“There was a moment during the struggle,” Olivia said, “that I noticed that this silk hanging we had on the wall was getting covered in blood, and I thought, He’s winning. He’s going to kill us. We have to step it up and do this.”...
“He told me that his mind focused on letting go, leaving his body in the way that he wanted to go,” Olivia said. “He thought that he was being murdered, and he didn’t want to die on someone else’s terms. He told me, ‘I was lying there, thinking, I can’t believe this is happening! Well, I’d better just start getting with God, preparing.’”...
“I was just so impressed by George when he told me that that was what he’d been thinking,” she said. “But I was not ready to be killed. That’s when I came in with the fire poker.”
By the way, Abram was a schizophrenic. Acquitted in the criminal trial, he was confined for treatment and released after only 19 months. He said:
"People may find it hard to accept but with the help of the medication I'm on I am sure I can lead a normal life. I just want to be an ordinary bloke.... My illness was missed by almost all the doctors and nurses until I was turned out of a hospital while I was still very ill. If only the doctors had correctly identified my illness, it could have been avoided."And, indeed, not long after the attack, the British authorities apologized "after an inquiry found 'significant failings' in the care of" Abram:

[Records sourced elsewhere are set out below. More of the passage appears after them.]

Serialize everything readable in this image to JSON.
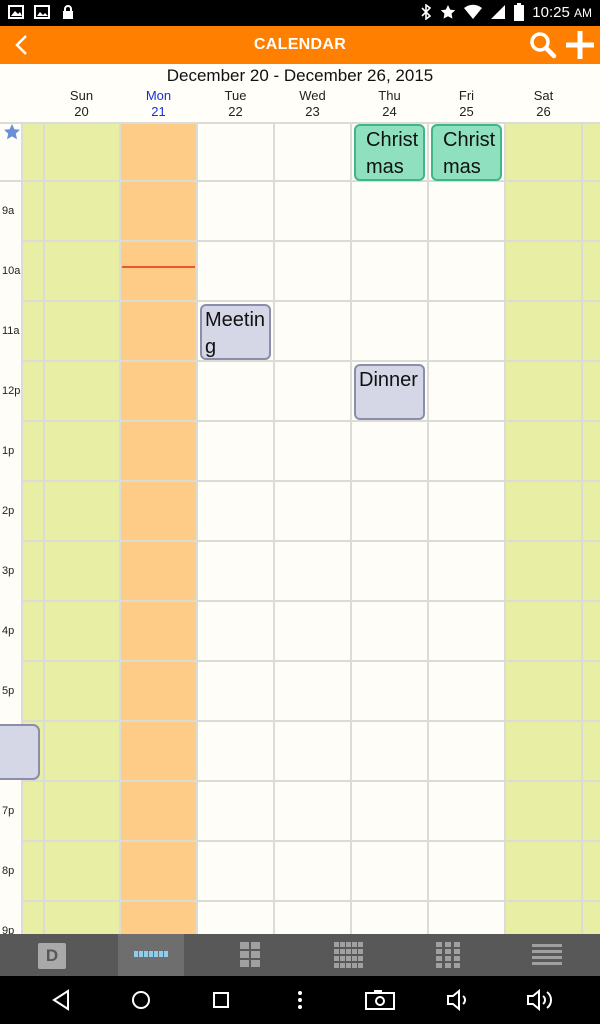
{
  "status_bar": {
    "time": "10:25",
    "ampm": "AM",
    "left_icons": [
      "image-icon",
      "gallery-icon",
      "lock-icon"
    ],
    "right_icons": [
      "bluetooth-icon",
      "star-icon",
      "wifi-icon",
      "signal-icon",
      "battery-icon"
    ]
  },
  "app_bar": {
    "title": "CALENDAR",
    "back_icon": "back-icon",
    "search_icon": "search-icon",
    "add_icon": "add-icon",
    "color": "#ff7f00"
  },
  "week": {
    "range": "December 20 - December 26, 2015",
    "days": [
      {
        "name": "Sun",
        "date": "20",
        "today": false
      },
      {
        "name": "Mon",
        "date": "21",
        "today": true
      },
      {
        "name": "Tue",
        "date": "22",
        "today": false
      },
      {
        "name": "Wed",
        "date": "23",
        "today": false
      },
      {
        "name": "Thu",
        "date": "24",
        "today": false
      },
      {
        "name": "Fri",
        "date": "25",
        "today": false
      },
      {
        "name": "Sat",
        "date": "26",
        "today": false
      }
    ]
  },
  "time_labels": [
    "9a",
    "10a",
    "11a",
    "12p",
    "1p",
    "2p",
    "3p",
    "4p",
    "5p",
    "6p",
    "7p",
    "8p",
    "9p"
  ],
  "events": {
    "christmas_thu": {
      "title": "Christmas",
      "day": "Thu",
      "all_day": true
    },
    "christmas_fri": {
      "title": "Christmas",
      "day": "Fri",
      "all_day": true
    },
    "meeting": {
      "title": "Meeting",
      "day": "Tue",
      "start": "11a"
    },
    "dinner": {
      "title": "Dinner",
      "day": "Thu",
      "start": "12p"
    },
    "unnamed_sat": {
      "title": "",
      "day": "Sat",
      "start": "6p"
    }
  },
  "colors": {
    "weekend_bg": "#e8eea3",
    "today_bg": "#ffcc88",
    "event_green": "#8ee0bf",
    "event_blue": "#d5d7e7"
  },
  "toolbar": {
    "day_label": "D",
    "views": [
      "day-view-icon",
      "week-view-icon",
      "month-list-icon",
      "month-view-icon",
      "year-view-icon",
      "agenda-view-icon"
    ]
  },
  "nav_bar": {
    "icons": [
      "nav-back-icon",
      "home-icon",
      "recents-icon",
      "menu-icon",
      "screenshot-icon",
      "volume-down-icon",
      "volume-up-icon"
    ]
  }
}
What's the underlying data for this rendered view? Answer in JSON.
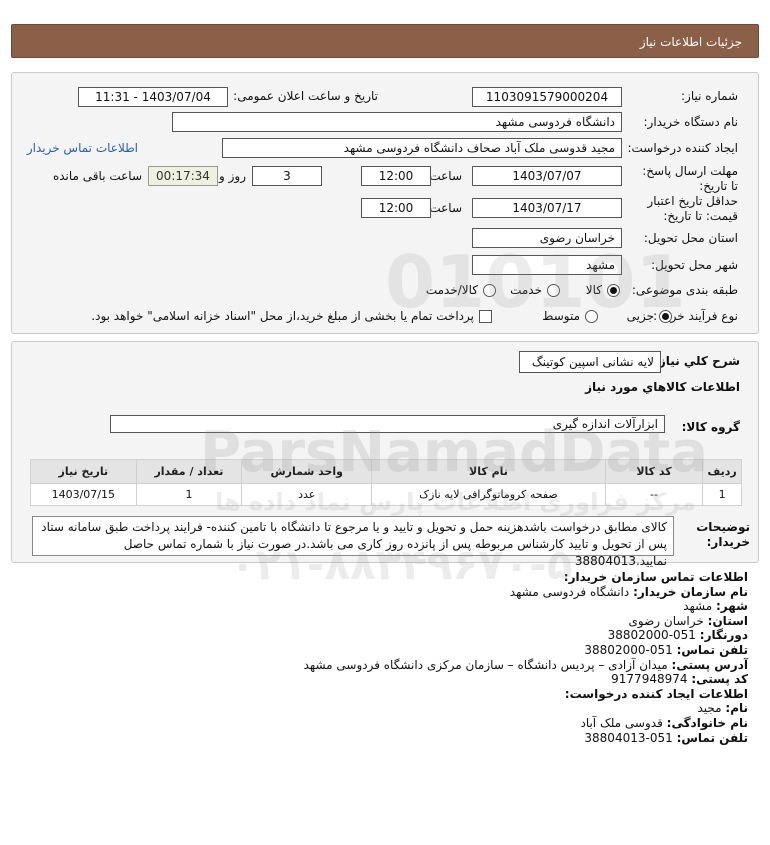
{
  "header": {
    "title": "جزئیات اطلاعات نیاز"
  },
  "details": {
    "need_number_label": "شماره نیاز:",
    "need_number": "1103091579000204",
    "announce_label": "تاریخ و ساعت اعلان عمومی:",
    "announce_value": "1403/07/04 - 11:31",
    "buyer_label": "نام دستگاه خریدار:",
    "buyer_value": "دانشگاه فردوسی مشهد",
    "creator_label": "ایجاد کننده درخواست:",
    "creator_value": "مجید قدوسی ملک آباد صحاف دانشگاه فردوسی مشهد",
    "buyer_contact_link": "اطلاعات تماس خریدار",
    "deadline_label": "مهلت ارسال پاسخ: تا تاریخ:",
    "deadline_date": "1403/07/07",
    "time_label": "ساعت",
    "deadline_time": "12:00",
    "days_value": "3",
    "days_label": "روز و",
    "remaining_time": "00:17:34",
    "remaining_label": "ساعت باقی مانده",
    "validity_label": "حداقل تاریخ اعتبار قیمت: تا تاریخ:",
    "validity_date": "1403/07/17",
    "validity_time": "12:00",
    "province_label": "استان محل تحویل:",
    "province_value": "خراسان رضوی",
    "city_label": "شهر محل تحویل:",
    "city_value": "مشهد",
    "category_label": "طبقه بندی موضوعی:",
    "category_options": [
      "کالا",
      "خدمت",
      "کالا/خدمت"
    ],
    "category_selected": "کالا",
    "process_label": "نوع فرآیند خرید :",
    "process_options": [
      "جزیی",
      "متوسط"
    ],
    "process_selected": "جزیی",
    "payment_note": "پرداخت تمام یا بخشی از مبلغ خرید،از محل \"اسناد خزانه اسلامی\" خواهد بود."
  },
  "summary": {
    "general_desc_label": "شرح کلي نياز:",
    "general_desc_value": "لایه نشانی اسپین کوتینگ",
    "goods_info_title": "اطلاعات کالاهاي مورد نياز",
    "goods_group_label": "گروه کالا:",
    "goods_group_value": "ابزارآلات اندازه گیری"
  },
  "table": {
    "headers": [
      "ردیف",
      "کد کالا",
      "نام کالا",
      "واحد شمارش",
      "تعداد / مقدار",
      "تاریخ نیاز"
    ],
    "rows": [
      [
        "1",
        "--",
        "صفحه کروماتوگرافی لایه نازک",
        "عدد",
        "1",
        "1403/07/15"
      ]
    ]
  },
  "notes": {
    "label": "توضیحات خریدار:",
    "text": "کالای مطابق درخواست باشدهزینه حمل و تحویل و تایید و یا مرجوع تا دانشگاه با تامین کننده- فرایند پرداخت طبق سامانه ستاد پس از تحویل و تایید کارشناس مربوطه پس از پانزده روز کاری می باشد.در صورت نیاز با شماره تماس حاصل نمایید.38804013"
  },
  "contact": {
    "title": "اطلاعات تماس سازمان خریدار:",
    "org_label": "نام سازمان خریدار:",
    "org_value": "دانشگاه فردوسی مشهد",
    "city_label": "شهر:",
    "city_value": "مشهد",
    "province_label": "استان:",
    "province_value": "خراسان رضوی",
    "fax_label": "دورنگار:",
    "fax_value": "051-38802000",
    "phone_label": "تلفن تماس:",
    "phone_value": "051-38802000",
    "address_label": "آدرس پستی:",
    "address_value": "میدان آزادی – پردیس دانشگاه – سازمان مرکزی دانشگاه فردوسی مشهد",
    "postal_label": "کد پستی:",
    "postal_value": "9177948974",
    "creator_title": "اطلاعات ایجاد کننده درخواست:",
    "first_name_label": "نام:",
    "first_name_value": "مجید",
    "last_name_label": "نام خانوادگی:",
    "last_name_value": "قدوسی ملک آباد",
    "creator_phone_label": "تلفن تماس:",
    "creator_phone_value": "051-38804013"
  },
  "watermark": {
    "brand": "ParsNamadData",
    "brand_fa": "مرکز فراوری اطلاعات پارس نماد داده ها",
    "phone": "۰۲۱-۸۸۳۴۹۶۷۰-۵",
    "number": "010101"
  }
}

"Had there been better integration between the mental health services in Knowsley, Merseyside Drugs Council and the Criminal Justice Liaison Service and, indeed, better communication with Michael Abram's mother, Mr Abram may have received more appropriate treatment."